** Opening Dataset block **

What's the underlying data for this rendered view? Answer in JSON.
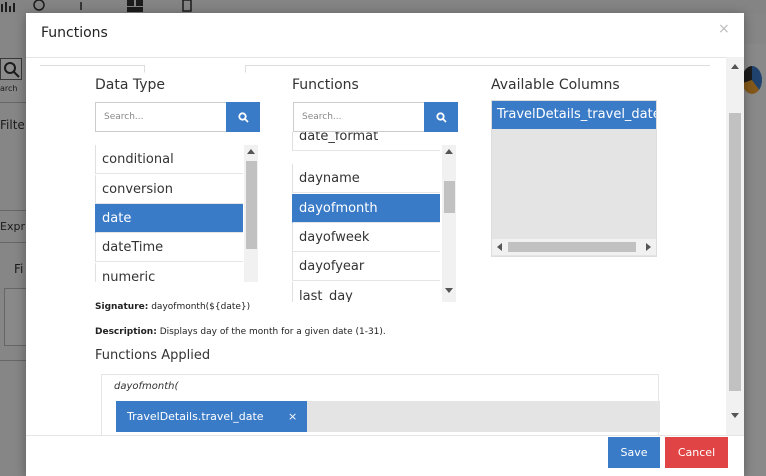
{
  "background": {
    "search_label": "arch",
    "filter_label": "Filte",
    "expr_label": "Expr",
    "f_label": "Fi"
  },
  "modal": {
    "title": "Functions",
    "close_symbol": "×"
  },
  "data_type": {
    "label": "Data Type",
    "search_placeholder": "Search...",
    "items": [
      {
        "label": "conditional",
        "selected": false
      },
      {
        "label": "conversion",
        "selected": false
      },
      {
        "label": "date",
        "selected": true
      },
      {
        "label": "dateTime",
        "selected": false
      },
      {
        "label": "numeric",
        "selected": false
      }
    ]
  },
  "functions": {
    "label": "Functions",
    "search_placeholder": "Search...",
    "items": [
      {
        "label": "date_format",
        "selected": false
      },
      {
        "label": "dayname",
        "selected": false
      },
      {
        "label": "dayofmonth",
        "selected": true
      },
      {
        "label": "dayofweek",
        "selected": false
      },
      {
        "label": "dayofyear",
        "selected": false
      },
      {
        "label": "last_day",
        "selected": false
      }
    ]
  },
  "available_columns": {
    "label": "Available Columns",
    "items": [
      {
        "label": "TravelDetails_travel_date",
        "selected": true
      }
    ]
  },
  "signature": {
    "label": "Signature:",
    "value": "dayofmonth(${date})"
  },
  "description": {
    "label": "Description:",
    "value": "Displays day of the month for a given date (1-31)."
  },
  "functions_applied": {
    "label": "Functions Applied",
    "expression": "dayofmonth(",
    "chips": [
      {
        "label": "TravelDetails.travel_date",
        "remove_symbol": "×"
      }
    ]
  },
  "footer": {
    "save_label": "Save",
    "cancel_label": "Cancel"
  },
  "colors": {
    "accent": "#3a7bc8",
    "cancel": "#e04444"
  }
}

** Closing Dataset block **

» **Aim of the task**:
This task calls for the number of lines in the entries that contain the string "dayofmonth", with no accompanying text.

» **Answer to this problem**:
3